Welcome to 2009: U2 is now trying to compete with the Beatles for best video game.
I’ve got news for you, U2– you’ve already lost in every way to The Beatles because, for one, The Beatles were too busy making legendary music in the studio to worry about who had the coolest game in the Rock Band series. If you even have time to consider making a karaoke video game out of yourself, then you clearly don’t have what it takes to be a rock legend. If someone had presented the idea of a “Beatles: Rock Band” video game to The Beatles in the 60s, they would have dropped acid and then giggled for 36 hours over the absurdity of the idea, and that’s another reason why they’re cooler than you.
What I’m trying to say, on a broader level, is that very few rock bands of our generation can even come close to touching the iconic rock bands of our parents’ generation in terms of quality, innovation, influence and prolificness (prolificity?). Quick, name 5 legendary bands of the 60s and early 70s that your grandchildren will still be listening to.
I bet your list looks like mine:
1. The Beatles
2. The Rolling Stones
3. Led Zeppelin
4. Pink Floyd
5. The Doors (This is really a grab bag… I might also go with the Velvet Underground based on the sheer quality and continued influence of their music, although they were far from the others in terms of commercial success.

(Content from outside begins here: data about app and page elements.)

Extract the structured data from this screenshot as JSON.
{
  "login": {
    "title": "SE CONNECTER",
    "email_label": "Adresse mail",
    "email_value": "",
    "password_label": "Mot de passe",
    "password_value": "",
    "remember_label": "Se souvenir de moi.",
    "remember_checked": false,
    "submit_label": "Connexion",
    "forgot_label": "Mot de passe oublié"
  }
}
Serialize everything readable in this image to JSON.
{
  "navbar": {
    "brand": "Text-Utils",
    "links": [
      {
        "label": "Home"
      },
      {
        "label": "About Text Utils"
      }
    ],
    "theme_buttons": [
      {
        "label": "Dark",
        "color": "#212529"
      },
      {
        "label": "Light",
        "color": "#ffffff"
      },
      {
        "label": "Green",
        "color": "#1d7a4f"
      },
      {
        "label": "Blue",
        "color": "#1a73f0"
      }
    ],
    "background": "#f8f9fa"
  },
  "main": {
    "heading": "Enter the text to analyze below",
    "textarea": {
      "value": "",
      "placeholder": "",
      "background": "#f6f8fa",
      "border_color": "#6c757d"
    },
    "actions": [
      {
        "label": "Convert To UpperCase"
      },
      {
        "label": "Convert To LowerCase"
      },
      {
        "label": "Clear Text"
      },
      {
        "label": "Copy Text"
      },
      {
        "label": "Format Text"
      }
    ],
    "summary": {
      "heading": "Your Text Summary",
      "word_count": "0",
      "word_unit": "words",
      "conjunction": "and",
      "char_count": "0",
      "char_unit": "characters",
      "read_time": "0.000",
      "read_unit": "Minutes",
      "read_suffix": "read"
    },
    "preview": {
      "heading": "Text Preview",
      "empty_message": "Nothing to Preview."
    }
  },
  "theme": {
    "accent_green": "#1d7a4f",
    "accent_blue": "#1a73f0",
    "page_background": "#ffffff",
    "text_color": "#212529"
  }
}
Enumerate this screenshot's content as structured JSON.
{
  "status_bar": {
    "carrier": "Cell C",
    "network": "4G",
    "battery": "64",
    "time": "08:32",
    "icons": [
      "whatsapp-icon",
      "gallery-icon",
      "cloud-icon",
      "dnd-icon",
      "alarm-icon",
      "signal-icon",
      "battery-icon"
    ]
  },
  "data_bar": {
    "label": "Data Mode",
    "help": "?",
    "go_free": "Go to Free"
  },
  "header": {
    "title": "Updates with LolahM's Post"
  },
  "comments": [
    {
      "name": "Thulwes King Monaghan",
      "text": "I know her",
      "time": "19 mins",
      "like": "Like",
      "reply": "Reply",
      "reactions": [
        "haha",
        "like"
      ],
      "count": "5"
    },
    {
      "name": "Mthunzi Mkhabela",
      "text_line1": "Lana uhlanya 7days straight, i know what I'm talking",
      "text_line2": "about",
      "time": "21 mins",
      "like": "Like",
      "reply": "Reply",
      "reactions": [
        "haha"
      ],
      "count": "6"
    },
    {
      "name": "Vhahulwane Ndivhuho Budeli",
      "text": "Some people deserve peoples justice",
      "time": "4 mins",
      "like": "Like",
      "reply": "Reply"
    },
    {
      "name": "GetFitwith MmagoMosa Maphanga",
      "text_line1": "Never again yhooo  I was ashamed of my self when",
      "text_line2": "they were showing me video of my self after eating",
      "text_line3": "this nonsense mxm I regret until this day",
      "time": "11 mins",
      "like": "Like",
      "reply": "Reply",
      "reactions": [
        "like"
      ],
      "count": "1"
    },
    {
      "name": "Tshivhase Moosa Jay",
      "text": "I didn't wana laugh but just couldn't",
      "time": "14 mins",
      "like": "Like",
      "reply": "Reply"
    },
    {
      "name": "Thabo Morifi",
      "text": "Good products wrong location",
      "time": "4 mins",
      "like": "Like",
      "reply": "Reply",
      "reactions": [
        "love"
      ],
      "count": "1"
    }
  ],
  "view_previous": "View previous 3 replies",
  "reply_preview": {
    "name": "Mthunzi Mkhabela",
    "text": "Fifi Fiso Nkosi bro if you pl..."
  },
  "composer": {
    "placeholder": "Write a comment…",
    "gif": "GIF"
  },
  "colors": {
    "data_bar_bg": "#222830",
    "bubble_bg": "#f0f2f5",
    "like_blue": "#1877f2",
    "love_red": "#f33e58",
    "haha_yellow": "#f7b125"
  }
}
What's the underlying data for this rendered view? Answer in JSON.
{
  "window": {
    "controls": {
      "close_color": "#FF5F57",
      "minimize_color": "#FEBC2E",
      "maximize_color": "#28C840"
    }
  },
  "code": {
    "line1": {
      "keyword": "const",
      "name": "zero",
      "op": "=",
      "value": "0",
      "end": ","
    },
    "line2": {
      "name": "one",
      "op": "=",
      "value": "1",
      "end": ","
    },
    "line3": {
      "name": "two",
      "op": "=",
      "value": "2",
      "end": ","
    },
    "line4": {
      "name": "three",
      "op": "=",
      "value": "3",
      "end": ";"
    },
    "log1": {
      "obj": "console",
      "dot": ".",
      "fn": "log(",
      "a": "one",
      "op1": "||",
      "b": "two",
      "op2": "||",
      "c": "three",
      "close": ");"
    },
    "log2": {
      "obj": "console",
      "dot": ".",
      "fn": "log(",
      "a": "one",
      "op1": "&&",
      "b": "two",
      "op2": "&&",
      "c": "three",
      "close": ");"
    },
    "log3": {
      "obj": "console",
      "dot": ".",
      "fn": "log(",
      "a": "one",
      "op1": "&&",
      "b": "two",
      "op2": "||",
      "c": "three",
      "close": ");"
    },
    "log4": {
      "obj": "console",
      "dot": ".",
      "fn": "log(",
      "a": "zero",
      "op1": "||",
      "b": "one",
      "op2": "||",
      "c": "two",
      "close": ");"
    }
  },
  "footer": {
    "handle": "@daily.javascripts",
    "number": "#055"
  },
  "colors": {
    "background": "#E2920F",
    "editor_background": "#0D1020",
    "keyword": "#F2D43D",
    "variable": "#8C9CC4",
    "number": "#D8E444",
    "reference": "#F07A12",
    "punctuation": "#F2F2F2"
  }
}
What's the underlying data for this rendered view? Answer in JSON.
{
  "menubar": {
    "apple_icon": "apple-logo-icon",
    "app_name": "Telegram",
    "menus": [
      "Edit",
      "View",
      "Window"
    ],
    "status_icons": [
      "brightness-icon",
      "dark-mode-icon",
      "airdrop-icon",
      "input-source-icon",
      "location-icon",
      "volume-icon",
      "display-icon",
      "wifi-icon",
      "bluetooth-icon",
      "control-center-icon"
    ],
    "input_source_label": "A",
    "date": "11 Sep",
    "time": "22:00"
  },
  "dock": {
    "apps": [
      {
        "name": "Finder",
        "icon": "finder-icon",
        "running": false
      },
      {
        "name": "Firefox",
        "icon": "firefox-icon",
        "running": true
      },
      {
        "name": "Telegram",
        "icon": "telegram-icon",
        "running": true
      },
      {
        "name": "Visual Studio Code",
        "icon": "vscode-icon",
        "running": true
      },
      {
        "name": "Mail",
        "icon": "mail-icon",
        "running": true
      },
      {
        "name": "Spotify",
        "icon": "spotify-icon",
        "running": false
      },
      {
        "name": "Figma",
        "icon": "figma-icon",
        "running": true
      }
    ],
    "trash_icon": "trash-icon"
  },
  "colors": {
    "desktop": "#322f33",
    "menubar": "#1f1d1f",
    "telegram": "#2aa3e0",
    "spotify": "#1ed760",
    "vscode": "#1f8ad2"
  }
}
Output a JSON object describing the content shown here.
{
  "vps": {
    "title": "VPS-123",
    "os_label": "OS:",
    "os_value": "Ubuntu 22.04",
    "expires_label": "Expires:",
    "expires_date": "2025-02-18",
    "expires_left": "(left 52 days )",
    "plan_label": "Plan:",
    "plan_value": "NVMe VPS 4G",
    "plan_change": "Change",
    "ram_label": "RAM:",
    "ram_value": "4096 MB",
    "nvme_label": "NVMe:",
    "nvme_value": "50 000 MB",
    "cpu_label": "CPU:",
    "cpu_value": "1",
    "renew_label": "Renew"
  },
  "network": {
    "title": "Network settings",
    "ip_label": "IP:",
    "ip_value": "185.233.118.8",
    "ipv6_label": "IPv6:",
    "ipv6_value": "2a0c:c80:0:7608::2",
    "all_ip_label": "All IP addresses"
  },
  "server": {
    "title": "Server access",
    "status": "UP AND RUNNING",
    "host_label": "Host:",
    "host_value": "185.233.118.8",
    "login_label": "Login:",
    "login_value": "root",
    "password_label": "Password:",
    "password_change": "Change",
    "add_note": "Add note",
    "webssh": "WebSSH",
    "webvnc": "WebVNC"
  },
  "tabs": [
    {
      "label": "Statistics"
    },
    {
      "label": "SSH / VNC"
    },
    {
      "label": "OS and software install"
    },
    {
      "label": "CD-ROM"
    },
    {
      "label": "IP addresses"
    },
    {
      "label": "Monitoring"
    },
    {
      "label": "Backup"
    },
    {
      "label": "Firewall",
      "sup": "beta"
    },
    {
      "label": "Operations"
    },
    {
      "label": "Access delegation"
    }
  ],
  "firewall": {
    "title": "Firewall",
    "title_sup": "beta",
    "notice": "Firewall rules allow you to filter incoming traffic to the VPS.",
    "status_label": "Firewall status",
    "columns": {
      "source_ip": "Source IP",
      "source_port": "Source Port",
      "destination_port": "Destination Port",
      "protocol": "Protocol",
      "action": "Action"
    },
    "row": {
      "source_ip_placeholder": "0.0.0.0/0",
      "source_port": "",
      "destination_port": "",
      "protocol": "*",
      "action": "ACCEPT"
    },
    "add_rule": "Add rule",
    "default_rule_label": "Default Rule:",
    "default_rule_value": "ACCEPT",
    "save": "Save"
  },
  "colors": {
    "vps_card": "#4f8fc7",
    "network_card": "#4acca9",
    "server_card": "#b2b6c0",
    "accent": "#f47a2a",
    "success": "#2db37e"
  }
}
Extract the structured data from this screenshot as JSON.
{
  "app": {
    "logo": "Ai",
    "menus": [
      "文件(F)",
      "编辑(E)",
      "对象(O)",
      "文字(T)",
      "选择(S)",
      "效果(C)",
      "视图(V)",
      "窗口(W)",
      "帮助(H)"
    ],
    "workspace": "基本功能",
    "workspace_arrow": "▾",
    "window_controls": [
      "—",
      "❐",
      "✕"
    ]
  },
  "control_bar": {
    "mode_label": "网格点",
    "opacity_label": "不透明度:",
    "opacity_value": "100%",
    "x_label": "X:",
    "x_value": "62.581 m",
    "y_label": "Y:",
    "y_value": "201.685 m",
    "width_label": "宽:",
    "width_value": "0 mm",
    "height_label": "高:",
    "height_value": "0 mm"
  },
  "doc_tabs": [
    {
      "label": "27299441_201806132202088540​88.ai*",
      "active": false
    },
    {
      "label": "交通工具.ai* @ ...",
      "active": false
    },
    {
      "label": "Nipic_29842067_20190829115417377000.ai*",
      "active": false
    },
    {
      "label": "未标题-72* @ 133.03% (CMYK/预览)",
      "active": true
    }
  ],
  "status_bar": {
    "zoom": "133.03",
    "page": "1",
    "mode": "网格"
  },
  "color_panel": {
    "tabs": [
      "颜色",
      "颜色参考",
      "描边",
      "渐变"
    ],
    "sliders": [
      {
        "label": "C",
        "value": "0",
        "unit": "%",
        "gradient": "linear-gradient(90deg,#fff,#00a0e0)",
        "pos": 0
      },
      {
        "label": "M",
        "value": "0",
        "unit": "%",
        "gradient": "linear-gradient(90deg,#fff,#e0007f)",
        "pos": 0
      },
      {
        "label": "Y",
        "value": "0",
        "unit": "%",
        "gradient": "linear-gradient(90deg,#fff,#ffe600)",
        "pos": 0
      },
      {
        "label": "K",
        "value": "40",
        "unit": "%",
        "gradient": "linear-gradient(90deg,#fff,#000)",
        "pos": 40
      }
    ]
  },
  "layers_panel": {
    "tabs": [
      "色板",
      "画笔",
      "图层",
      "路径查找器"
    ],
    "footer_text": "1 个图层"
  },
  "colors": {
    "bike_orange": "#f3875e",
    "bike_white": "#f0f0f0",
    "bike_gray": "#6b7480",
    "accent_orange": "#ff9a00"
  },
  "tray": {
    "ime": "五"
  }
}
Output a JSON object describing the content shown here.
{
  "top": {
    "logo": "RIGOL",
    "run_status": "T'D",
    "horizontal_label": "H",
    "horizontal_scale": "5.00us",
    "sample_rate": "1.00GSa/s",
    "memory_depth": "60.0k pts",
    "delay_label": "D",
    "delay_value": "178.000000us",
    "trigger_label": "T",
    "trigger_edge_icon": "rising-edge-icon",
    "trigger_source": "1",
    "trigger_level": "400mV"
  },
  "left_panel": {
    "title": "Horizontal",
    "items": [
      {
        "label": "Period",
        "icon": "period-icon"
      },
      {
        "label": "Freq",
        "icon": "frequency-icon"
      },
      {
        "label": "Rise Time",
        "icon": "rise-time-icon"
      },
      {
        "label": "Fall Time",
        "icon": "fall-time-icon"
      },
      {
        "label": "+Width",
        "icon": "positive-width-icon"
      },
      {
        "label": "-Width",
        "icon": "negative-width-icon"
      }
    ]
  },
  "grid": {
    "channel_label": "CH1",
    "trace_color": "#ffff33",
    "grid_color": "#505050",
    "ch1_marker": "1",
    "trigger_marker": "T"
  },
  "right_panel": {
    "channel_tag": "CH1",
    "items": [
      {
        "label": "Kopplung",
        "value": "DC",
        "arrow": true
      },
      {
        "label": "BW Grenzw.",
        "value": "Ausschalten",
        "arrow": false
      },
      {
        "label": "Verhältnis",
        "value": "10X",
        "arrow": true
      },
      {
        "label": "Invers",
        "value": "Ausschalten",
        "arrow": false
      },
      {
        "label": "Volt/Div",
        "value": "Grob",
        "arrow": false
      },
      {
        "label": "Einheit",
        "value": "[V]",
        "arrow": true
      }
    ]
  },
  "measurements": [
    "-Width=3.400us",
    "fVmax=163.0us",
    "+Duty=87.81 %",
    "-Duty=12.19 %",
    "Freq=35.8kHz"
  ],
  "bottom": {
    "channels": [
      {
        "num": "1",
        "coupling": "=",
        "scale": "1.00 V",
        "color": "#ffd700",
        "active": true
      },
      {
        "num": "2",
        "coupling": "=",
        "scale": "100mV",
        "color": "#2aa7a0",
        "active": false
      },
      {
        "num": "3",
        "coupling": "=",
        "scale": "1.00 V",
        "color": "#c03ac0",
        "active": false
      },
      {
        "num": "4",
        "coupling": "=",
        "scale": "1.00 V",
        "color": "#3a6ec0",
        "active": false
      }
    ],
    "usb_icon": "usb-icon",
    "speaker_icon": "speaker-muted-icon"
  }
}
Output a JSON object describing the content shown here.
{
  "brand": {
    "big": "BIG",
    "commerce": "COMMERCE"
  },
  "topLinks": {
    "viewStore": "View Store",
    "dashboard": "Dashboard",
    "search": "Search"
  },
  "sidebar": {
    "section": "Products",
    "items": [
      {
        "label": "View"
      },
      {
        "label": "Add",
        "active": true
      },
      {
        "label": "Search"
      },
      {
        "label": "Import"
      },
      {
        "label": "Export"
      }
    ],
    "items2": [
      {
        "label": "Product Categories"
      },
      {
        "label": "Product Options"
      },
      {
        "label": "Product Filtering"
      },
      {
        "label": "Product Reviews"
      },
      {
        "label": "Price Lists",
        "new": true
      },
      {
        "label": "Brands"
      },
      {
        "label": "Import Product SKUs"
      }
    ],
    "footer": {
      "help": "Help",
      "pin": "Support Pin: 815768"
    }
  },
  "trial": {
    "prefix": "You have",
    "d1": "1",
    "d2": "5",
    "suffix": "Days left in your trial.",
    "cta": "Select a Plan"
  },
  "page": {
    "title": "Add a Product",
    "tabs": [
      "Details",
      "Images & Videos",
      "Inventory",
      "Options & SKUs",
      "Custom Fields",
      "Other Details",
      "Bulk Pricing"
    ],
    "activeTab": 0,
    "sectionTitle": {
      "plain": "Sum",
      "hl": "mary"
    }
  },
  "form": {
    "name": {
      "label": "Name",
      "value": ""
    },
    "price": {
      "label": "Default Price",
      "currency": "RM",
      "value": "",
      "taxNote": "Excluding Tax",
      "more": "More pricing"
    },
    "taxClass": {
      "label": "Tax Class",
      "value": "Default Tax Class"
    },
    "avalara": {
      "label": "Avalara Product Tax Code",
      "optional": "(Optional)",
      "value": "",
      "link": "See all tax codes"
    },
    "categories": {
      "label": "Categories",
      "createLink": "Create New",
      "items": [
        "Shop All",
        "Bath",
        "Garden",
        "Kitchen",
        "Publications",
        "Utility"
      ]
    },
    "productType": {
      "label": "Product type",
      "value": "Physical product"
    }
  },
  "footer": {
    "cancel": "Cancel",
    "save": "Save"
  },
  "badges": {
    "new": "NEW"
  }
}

You can’t count Jimi or Janis because, while they had bands, we think of them as solo artists. I would accept a number of other bands for this slot– feel free to make a suggestion, although you have to be able to make a good argument for its inclusion.)
Now, try to name five comparable rock bands of our generation (which I will loosely define as those of us born between 1979 and 1987).
Yea, I could only think of one. Nirvana was iconic for us, but that’s partially because our generation was intoxicated by the plight of Kurt Cobain. I’m just not sure that their musical influence will last into future generations, that our kids will be smoking pot and putting on Nirvana albums as opposed to, say, Pink Floyd.
Chili Peppers? They have certainly been prolific, and I do think Blood Sugar Sex Magik is a great, iconic album. But the Chili Peppers have kind of slid into suck-dom with the likes of other formerly good bands such as Oasis, Weezer and Pearl Jam. Let’s be honest, “Californication” makes me want to rip my fingernails out. Anthony Keadis’ former heroin problem is the only reason the Chili Peppers have retained some semblance of street cred despite their hideous descent into whiny sugarpop.
Then there are the lesser known bands like Sonic Youth and Rage Against the Machine that are very good, indeed, but lack the mainstream success to match the Beatles and Stones. Radiohead is really the only band that is as original, as influential, and as continually, consistently amazing as its predecessors. There are songs on their latest album that blow me away as much if not more than their earliest material. But Radiohead is an anomaly nowadays.
The truly great musical icons of our generation are pop stars– Madonna and Michael Jackson have already gone down in history books. But why have these showy pop artists with heavily synthesized music replaced the legendary rock of the 60s and 70s? Is our generation so ADD that we need sparkly jackets, provocative dance moves and boob tassels to keep us entertained? Has our culture become so visual that we have lost the ability to recognize great, simple, authentic music?
I don’t know, you tell me.